In her brief defendant asserts that plaintiff brought the divorce action on the grounds of cruel and inhuman treatment; that she answered and counterclaimed for a divorce on like grounds; that in her counterclaim she requested an order of the court granting her temporary and permanent alimony; that an award of temporary alimony was granted her; that before the hearing on the divorce case the court suspended plaintiff's liability to pay her temporary alimony; and that plaintiff paid nothing toward the support of his children from September 2, 1959, to the time of the hearing on the divorce matter on December 7, 1960.

Defendant further sets out that in this state of affairs plaintiff's attorney asked that the record show that the plaintiff and the defendant and their attorneys, who were all present in court, had discussed the question of settlement; that they proposed that the plaintiff waive any right to the home in which the parties resided and which defendant then owned; that plaintiff waive any dowry rights in said property; that defendant waive any claim for prior alimony or support money; and that defendant indicated she would withdraw her answer and counterclaim and that plaintiff might proceed as though the matter was in default.

Defendant also states in her brief that the attorneys then discussed the matter of the support provisions for the children. She claims that no mention was made of a waiver of her rights to have the question of alimony adjudicated; that the case then went on for hearing as uncontested. She also claims that plaintiff's attorney then prepared findings of fact, by the terms of which custody of the minor children of the parties was given to her; that a provision for payment of support money for the minor children of the parties was included as well as *549 a provision that all support money heretofore owing to her was waived and that plaintiff was to be relieved from any liability under any former orders entered in the matter. She states that, although plaintiff's attorney prepared the findings, nothing was said to indicate that she waived her right to an adjudication of the question of alimony.

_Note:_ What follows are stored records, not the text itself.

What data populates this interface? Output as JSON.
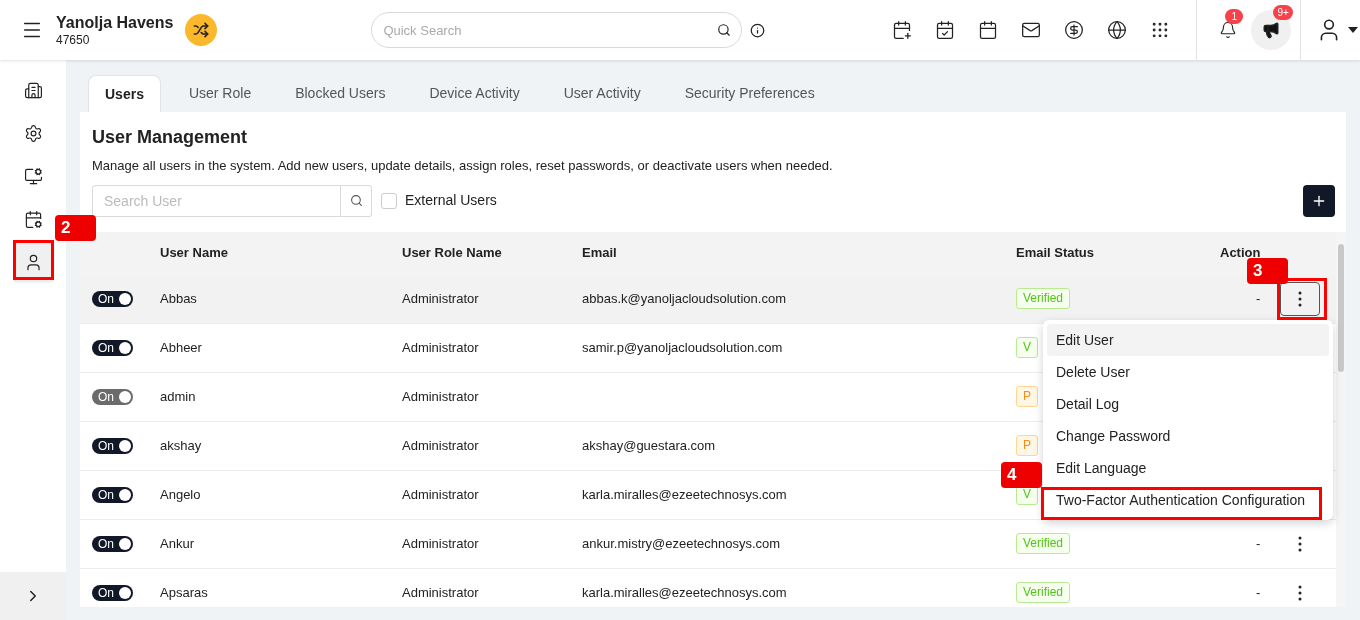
{
  "header": {
    "property_name": "Yanolja Havens",
    "property_code": "47650",
    "search": {
      "placeholder": "Quick Search"
    },
    "notification_count": "1",
    "announcement_count": "9+"
  },
  "sidebar": {
    "items": [
      {
        "selected": false
      },
      {
        "selected": false
      },
      {
        "selected": false
      },
      {
        "selected": false
      },
      {
        "selected": true
      }
    ]
  },
  "tabs": [
    {
      "label": "Users",
      "selected": true
    },
    {
      "label": "User Role",
      "selected": false
    },
    {
      "label": "Blocked Users",
      "selected": false
    },
    {
      "label": "Device Activity",
      "selected": false
    },
    {
      "label": "User Activity",
      "selected": false
    },
    {
      "label": "Security Preferences",
      "selected": false
    }
  ],
  "page": {
    "title": "User Management",
    "description": "Manage all users in the system. Add new users, update details, assign roles, reset passwords, or deactivate users when needed.",
    "search": {
      "placeholder": "Search User"
    },
    "external_users": {
      "label": "External Users",
      "checked": false
    }
  },
  "table": {
    "columns": [
      "User Name",
      "User Role Name",
      "Email",
      "Email Status",
      "Action"
    ],
    "rows": [
      {
        "toggle": "On",
        "disabled": false,
        "selected": true,
        "name": "Abbas",
        "role": "Administrator",
        "email": "abbas.k@yanoljacloudsolution.com",
        "status": {
          "text": "Verified",
          "kind": "verified"
        },
        "action": "-"
      },
      {
        "toggle": "On",
        "disabled": false,
        "selected": false,
        "name": "Abheer",
        "role": "Administrator",
        "email": "samir.p@yanoljacloudsolution.com",
        "status": {
          "text": "V",
          "kind": "verified"
        }
      },
      {
        "toggle": "On",
        "disabled": true,
        "selected": false,
        "name": "admin",
        "role": "Administrator",
        "status": {
          "text": "P",
          "kind": "pending"
        }
      },
      {
        "toggle": "On",
        "disabled": false,
        "selected": false,
        "name": "akshay",
        "role": "Administrator",
        "email": "akshay@guestara.com",
        "status": {
          "text": "P",
          "kind": "pending"
        }
      },
      {
        "toggle": "On",
        "disabled": false,
        "selected": false,
        "name": "Angelo",
        "role": "Administrator",
        "email": "karla.miralles@ezeetechnosys.com",
        "status": {
          "text": "V",
          "kind": "verified"
        }
      },
      {
        "toggle": "On",
        "disabled": false,
        "selected": false,
        "name": "Ankur",
        "role": "Administrator",
        "email": "ankur.mistry@ezeetechnosys.com",
        "status": {
          "text": "Verified",
          "kind": "verified"
        },
        "action": "-"
      },
      {
        "toggle": "On",
        "disabled": false,
        "selected": false,
        "name": "Apsaras",
        "role": "Administrator",
        "email": "karla.miralles@ezeetechnosys.com",
        "status": {
          "text": "Verified",
          "kind": "verified"
        },
        "action": "-"
      }
    ]
  },
  "action_menu": {
    "items": [
      {
        "label": "Edit User",
        "highlighted": true
      },
      {
        "label": "Delete User",
        "highlighted": false
      },
      {
        "label": "Detail Log",
        "highlighted": false
      },
      {
        "label": "Change Password",
        "highlighted": false
      },
      {
        "label": "Edit Language",
        "highlighted": false
      },
      {
        "label": "Two-Factor Authentication Configuration",
        "highlighted": false
      }
    ]
  },
  "annotations": [
    {
      "label": "2"
    },
    {
      "label": "3"
    },
    {
      "label": "4"
    }
  ]
}
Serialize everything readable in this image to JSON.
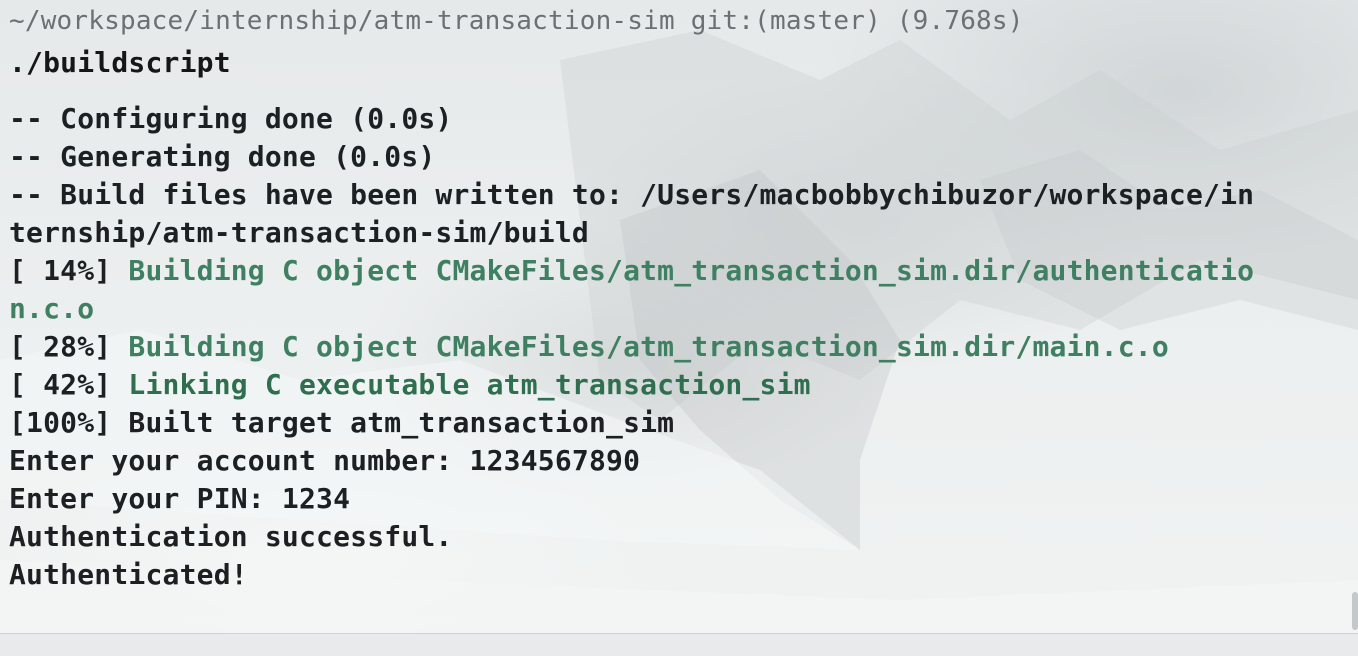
{
  "terminal": {
    "prompt": "~/workspace/internship/atm-transaction-sim git:(master) (9.768s)",
    "command": "./buildscript",
    "output": [
      {
        "text": "-- Configuring done (0.0s)"
      },
      {
        "text": "-- Generating done (0.0s)"
      },
      {
        "text": "-- Build files have been written to: /Users/macbobbychibuzor/workspace/in"
      },
      {
        "text": "ternship/atm-transaction-sim/build"
      },
      {
        "prefix": "[ 14%] ",
        "text": "Building C object CMakeFiles/atm_transaction_sim.dir/authenticatio"
      },
      {
        "text": "n.c.o"
      },
      {
        "prefix": "[ 28%] ",
        "text": "Building C object CMakeFiles/atm_transaction_sim.dir/main.c.o"
      },
      {
        "prefix": "[ 42%] ",
        "text": "Linking C executable atm_transaction_sim"
      },
      {
        "text": "[100%] Built target atm_transaction_sim"
      },
      {
        "text": "Enter your account number: 1234567890"
      },
      {
        "text": "Enter your PIN: 1234"
      },
      {
        "text": "Authentication successful."
      },
      {
        "text": "Authenticated!"
      }
    ]
  },
  "colors": {
    "prompt_gray": "#6d7073",
    "text": "#1d2022",
    "cmake_green": "#3f7f62"
  }
}
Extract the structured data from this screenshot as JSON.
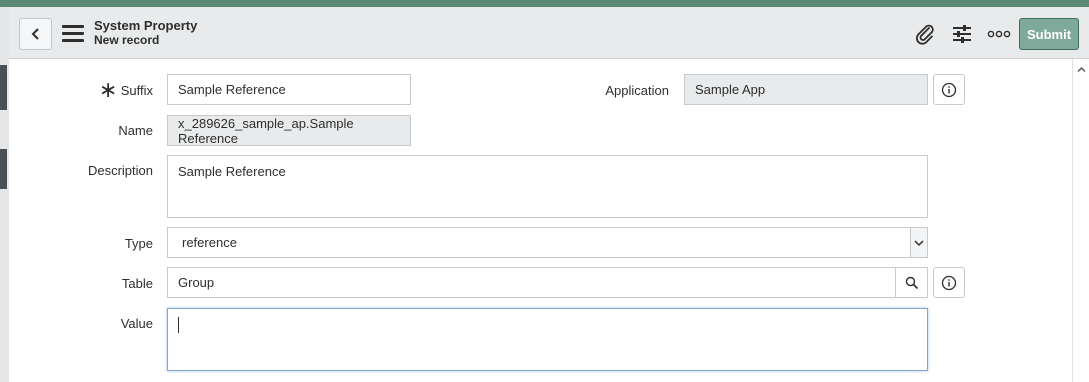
{
  "header": {
    "title": "System Property",
    "subtitle": "New record",
    "submit_label": "Submit"
  },
  "form": {
    "suffix": {
      "label": "Suffix",
      "required_mark": "∗",
      "value": "Sample Reference"
    },
    "application": {
      "label": "Application",
      "value": "Sample App"
    },
    "name": {
      "label": "Name",
      "value": "x_289626_sample_ap.Sample Reference"
    },
    "description": {
      "label": "Description",
      "value": "Sample Reference"
    },
    "type": {
      "label": "Type",
      "value": "reference"
    },
    "table": {
      "label": "Table",
      "value": "Group"
    },
    "value": {
      "label": "Value",
      "value": ""
    }
  },
  "icons": {
    "back": "chevron-left-icon",
    "menu": "hamburger-icon",
    "attachment": "paperclip-icon",
    "settings": "sliders-icon",
    "more": "more-options-icon",
    "info": "info-icon",
    "search": "search-icon",
    "dropdown": "chevron-down-icon",
    "scroll_up": "chevron-up-icon"
  },
  "colors": {
    "accent": "#5a8a74",
    "submit_bg": "#7fa99a",
    "header_bg": "#e8eaeb",
    "readonly_bg": "#e8eaeb"
  }
}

In the memorandum made a part of the order granting alimony to the defendant, the trial judge found that the divorce decree did not deny her alimony and that she did not waive it, except as to support money previously due and any liability of plaintiff under former orders with respect to alimony. It is our opinion that the record here supports this determination. After all, the trial judge was most familiar with all of the problems involved in the case; he heard the evidence submitted by the parties at the trial, also the oral agreements made by the attorneys for the respective parties as well as the later motion requesting alimony for the defendant. Under all of those circumstances it appears to us that he had the authority to determine as one of the issues of the case whether or not the defendant was entitled to alimony, notwithstanding that no award was actually made at the time the divorce decree was entered, or at least to reserve jurisdiction of the issue of alimony for determination at a later date. See, Minn.St. 518.55. Respondent is allowed $250 as attorney's fees in this court.